Federal financial regulators are taking aim at large compensation packages paid to non-executives at financial institutions, such as the huge payments made to the president and other top officials at American International Group’s Financial Products unit.
In regulations proposed on March 30, seven federal financial services regulators would bar incentive-based compensation that are excessive or that “could expose the institution to inappropriate risks that could lead to material financial loss.”
The federal agencies involved in the joint rules-making include the Securities and Exchange Commission, the Office of the Comptroller of the Currency, the Federal Reserve System, the Federal Deposit Insurance Corporation, the Office of Thrift Supervision, the National Credit Union Administration, and the Federal Housing Finance Agency.
The regulations require disclosure of incentive-based compensation arrangements for top executives. The rules also establish special rules for institutions with assets of more than $50 billion.
They also require the boards, or committees of boards of large financial institutions, to monitor and oversee such compensation. And they require deferral of parts of large compensation packages.
The rules were mandated by the Dodd-Frank financial services law.
The provision aimed at AIG would require boards of institutions with assets of more than $50 billion to identify those persons (other than top executives) who can expose the institution to possible losses “that are substantial in relation to the institution’s size, capital or overall risk tolerance.”

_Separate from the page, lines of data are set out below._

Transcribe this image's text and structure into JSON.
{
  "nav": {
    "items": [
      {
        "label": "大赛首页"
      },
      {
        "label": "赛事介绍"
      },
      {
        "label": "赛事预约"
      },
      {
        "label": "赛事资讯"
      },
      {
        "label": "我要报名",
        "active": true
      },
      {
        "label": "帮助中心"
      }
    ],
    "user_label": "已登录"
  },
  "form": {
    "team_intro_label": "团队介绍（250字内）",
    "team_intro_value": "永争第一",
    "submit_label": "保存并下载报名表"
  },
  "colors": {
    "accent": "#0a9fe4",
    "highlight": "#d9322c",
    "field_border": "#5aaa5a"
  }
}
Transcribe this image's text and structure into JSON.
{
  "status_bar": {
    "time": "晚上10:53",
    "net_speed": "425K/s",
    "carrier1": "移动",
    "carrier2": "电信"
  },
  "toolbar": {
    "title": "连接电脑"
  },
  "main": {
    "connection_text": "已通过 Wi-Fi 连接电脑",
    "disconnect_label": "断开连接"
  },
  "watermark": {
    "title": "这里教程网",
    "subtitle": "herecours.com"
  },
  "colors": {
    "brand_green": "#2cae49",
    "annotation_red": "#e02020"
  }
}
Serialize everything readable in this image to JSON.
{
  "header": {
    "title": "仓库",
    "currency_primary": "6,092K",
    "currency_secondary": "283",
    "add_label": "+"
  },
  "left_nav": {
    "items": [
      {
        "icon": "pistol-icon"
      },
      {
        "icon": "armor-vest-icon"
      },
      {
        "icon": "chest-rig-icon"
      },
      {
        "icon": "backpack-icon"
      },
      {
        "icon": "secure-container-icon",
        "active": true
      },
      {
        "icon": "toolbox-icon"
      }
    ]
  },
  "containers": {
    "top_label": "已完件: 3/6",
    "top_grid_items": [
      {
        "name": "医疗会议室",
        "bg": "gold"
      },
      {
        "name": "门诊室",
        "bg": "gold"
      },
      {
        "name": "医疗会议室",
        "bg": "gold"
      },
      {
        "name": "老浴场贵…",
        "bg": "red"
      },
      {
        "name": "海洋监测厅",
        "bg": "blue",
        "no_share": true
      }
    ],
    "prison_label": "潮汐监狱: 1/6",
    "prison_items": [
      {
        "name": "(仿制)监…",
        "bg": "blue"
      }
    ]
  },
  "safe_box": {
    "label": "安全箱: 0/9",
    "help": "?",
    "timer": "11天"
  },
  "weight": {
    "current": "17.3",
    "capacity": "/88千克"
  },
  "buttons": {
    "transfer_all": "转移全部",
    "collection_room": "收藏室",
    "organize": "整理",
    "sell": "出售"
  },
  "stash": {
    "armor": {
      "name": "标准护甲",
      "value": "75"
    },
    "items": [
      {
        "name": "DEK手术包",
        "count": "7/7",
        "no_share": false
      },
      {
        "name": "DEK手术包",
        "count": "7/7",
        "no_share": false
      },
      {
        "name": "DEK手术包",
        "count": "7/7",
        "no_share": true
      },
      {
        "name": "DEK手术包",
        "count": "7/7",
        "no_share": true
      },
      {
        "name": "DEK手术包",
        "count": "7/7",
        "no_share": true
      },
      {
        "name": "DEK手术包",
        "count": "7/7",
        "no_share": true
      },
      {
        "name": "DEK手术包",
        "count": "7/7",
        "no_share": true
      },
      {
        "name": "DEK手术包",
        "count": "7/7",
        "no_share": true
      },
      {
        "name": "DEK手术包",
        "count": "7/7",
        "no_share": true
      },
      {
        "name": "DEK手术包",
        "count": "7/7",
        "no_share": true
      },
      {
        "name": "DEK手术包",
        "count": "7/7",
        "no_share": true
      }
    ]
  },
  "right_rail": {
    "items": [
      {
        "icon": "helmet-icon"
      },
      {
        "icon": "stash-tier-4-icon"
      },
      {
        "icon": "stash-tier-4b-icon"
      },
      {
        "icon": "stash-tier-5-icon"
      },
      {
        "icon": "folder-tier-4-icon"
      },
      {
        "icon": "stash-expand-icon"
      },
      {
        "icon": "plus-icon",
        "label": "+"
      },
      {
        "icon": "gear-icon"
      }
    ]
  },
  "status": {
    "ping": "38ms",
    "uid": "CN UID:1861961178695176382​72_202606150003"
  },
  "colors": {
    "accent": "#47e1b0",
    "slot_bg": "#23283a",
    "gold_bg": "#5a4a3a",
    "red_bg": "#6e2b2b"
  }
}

The proposed rules would require that the board of directors, or a committee of the institution, approve the incentive-based compensation arrangement for non-top executives, and maintain documentation of such approval.